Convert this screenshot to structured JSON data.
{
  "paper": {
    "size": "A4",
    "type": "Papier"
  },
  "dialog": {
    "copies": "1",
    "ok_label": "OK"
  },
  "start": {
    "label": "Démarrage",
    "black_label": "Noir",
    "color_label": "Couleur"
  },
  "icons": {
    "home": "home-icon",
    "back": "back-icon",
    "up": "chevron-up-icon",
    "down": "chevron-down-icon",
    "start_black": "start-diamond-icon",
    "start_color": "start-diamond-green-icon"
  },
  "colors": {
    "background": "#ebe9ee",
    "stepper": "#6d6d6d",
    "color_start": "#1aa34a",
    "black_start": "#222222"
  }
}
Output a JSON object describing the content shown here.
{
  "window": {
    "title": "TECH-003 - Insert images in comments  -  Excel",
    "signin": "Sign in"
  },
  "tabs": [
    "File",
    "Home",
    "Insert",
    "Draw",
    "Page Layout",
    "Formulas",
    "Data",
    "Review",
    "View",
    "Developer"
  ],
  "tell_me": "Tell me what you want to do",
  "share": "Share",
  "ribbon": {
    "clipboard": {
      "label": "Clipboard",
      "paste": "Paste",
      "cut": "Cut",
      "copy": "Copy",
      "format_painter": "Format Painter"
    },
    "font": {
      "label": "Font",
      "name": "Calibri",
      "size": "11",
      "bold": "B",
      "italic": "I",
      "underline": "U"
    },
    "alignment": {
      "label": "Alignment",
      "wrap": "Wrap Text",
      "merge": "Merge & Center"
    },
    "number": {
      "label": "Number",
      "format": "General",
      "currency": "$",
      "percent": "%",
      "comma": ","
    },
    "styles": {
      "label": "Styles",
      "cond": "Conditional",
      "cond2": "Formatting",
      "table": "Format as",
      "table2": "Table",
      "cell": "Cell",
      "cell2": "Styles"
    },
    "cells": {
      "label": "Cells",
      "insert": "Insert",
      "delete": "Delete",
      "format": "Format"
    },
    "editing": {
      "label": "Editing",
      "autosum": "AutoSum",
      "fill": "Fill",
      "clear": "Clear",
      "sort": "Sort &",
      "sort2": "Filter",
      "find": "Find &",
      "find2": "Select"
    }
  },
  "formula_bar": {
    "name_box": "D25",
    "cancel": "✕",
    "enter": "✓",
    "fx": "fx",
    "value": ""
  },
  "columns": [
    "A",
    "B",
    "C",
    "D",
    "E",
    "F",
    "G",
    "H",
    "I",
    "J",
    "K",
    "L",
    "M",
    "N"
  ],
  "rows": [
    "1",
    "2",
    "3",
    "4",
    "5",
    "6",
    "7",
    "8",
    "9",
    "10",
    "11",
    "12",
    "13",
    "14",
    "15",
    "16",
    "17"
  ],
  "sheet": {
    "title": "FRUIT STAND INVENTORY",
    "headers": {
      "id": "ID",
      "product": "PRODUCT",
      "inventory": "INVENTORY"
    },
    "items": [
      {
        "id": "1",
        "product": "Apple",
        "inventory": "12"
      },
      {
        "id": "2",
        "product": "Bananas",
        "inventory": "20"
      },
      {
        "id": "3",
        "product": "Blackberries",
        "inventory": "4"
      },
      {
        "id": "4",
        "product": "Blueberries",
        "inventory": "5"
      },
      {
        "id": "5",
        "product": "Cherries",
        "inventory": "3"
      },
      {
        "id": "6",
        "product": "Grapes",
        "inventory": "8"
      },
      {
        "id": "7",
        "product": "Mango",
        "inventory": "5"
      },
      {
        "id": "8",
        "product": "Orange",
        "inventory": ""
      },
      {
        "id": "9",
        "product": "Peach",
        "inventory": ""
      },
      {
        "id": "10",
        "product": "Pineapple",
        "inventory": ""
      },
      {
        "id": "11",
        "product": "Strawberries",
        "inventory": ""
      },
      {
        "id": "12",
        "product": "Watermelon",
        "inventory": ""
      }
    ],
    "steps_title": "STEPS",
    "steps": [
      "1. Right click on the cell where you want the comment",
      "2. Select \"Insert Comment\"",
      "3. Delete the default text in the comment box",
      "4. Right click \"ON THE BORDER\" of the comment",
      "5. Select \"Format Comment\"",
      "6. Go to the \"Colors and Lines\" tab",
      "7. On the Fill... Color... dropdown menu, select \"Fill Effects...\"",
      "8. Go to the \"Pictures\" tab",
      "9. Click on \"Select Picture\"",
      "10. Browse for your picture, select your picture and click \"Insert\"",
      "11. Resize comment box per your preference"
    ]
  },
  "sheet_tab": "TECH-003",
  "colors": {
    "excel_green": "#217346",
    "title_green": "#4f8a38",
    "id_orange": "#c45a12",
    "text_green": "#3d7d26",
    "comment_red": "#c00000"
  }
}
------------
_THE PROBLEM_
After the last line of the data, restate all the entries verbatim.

_ANSWER BOX_
Convert this screenshot to structured JSON data.
{
  "paper": {
    "size": "A4",
    "type": "Papier"
  },
  "dialog": {
    "copies": "1",
    "ok_label": "OK"
  },
  "start": {
    "label": "Démarrage",
    "black_label": "Noir",
    "color_label": "Couleur"
  },
  "icons": {
    "home": "home-icon",
    "back": "back-icon",
    "up": "chevron-up-icon",
    "down": "chevron-down-icon",
    "start_black": "start-diamond-icon",
    "start_color": "start-diamond-green-icon"
  },
  "colors": {
    "background": "#ebe9ee",
    "stepper": "#6d6d6d",
    "color_start": "#1aa34a",
    "black_start": "#222222"
  }
}
Output a JSON object describing the content shown here.
{
  "window": {
    "title": "TECH-003 - Insert images in comments  -  Excel",
    "signin": "Sign in"
  },
  "tabs": [
    "File",
    "Home",
    "Insert",
    "Draw",
    "Page Layout",
    "Formulas",
    "Data",
    "Review",
    "View",
    "Developer"
  ],
  "tell_me": "Tell me what you want to do",
  "share": "Share",
  "ribbon": {
    "clipboard": {
      "label": "Clipboard",
      "paste": "Paste",
      "cut": "Cut",
      "copy": "Copy",
      "format_painter": "Format Painter"
    },
    "font": {
      "label": "Font",
      "name": "Calibri",
      "size": "11",
      "bold": "B",
      "italic": "I",
      "underline": "U"
    },
    "alignment": {
      "label": "Alignment",
      "wrap": "Wrap Text",
      "merge": "Merge & Center"
    },
    "number": {
      "label": "Number",
      "format": "General",
      "currency": "$",
      "percent": "%",
      "comma": ","
    },
    "styles": {
      "label": "Styles",
      "cond": "Conditional",
      "cond2": "Formatting",
      "table": "Format as",
      "table2": "Table",
      "cell": "Cell",
      "cell2": "Styles"
    },
    "cells": {
      "label": "Cells",
      "insert": "Insert",
      "delete": "Delete",
      "format": "Format"
    },
    "editing": {
      "label": "Editing",
      "autosum": "AutoSum",
      "fill": "Fill",
      "clear": "Clear",
      "sort": "Sort &",
      "sort2": "Filter",
      "find": "Find &",
      "find2": "Select"
    }
  },
  "formula_bar": {
    "name_box": "D25",
    "cancel": "✕",
    "enter": "✓",
    "fx": "fx",
    "value": ""
  },
  "columns": [
    "A",
    "B",
    "C",
    "D",
    "E",
    "F",
    "G",
    "H",
    "I",
    "J",
    "K",
    "L",
    "M",
    "N"
  ],
  "rows": [
    "1",
    "2",
    "3",
    "4",
    "5",
    "6",
    "7",
    "8",
    "9",
    "10",
    "11",
    "12",
    "13",
    "14",
    "15",
    "16",
    "17"
  ],
  "sheet": {
    "title": "FRUIT STAND INVENTORY",
    "headers": {
      "id": "ID",
      "product": "PRODUCT",
      "inventory": "INVENTORY"
    },
    "items": [
      {
        "id": "1",
        "product": "Apple",
        "inventory": "12"
      },
      {
        "id": "2",
        "product": "Bananas",
        "inventory": "20"
      },
      {
        "id": "3",
        "product": "Blackberries",
        "inventory": "4"
      },
      {
        "id": "4",
        "product": "Blueberries",
        "inventory": "5"
      },
      {
        "id": "5",
        "product": "Cherries",
        "inventory": "3"
      },
      {
        "id": "6",
        "product": "Grapes",
        "inventory": "8"
      },
      {
        "id": "7",
        "product": "Mango",
        "inventory": "5"
      },
      {
        "id": "8",
        "product": "Orange",
        "inventory": ""
      },
      {
        "id": "9",
        "product": "Peach",
        "inventory": ""
      },
      {
        "id": "10",
        "product": "Pineapple",
        "inventory": ""
      },
      {
        "id": "11",
        "product": "Strawberries",
        "inventory": ""
      },
      {
        "id": "12",
        "product": "Watermelon",
        "inventory": ""
      }
    ],
    "steps_title": "STEPS",
    "steps": [
      "1. Right click on the cell where you want the comment",
      "2. Select \"Insert Comment\"",
      "3. Delete the default text in the comment box",
      "4. Right click \"ON THE BORDER\" of the comment",
      "5. Select \"Format Comment\"",
      "6. Go to the \"Colors and Lines\" tab",
      "7. On the Fill... Color... dropdown menu, select \"Fill Effects...\"",
      "8. Go to the \"Pictures\" tab",
      "9. Click on \"Select Picture\"",
      "10. Browse for your picture, select your picture and click \"Insert\"",
      "11. Resize comment box per your preference"
    ]
  },
  "sheet_tab": "TECH-003",
  "colors": {
    "excel_green": "#217346",
    "title_green": "#4f8a38",
    "id_orange": "#c45a12",
    "text_green": "#3d7d26",
    "comment_red": "#c00000"
  }
}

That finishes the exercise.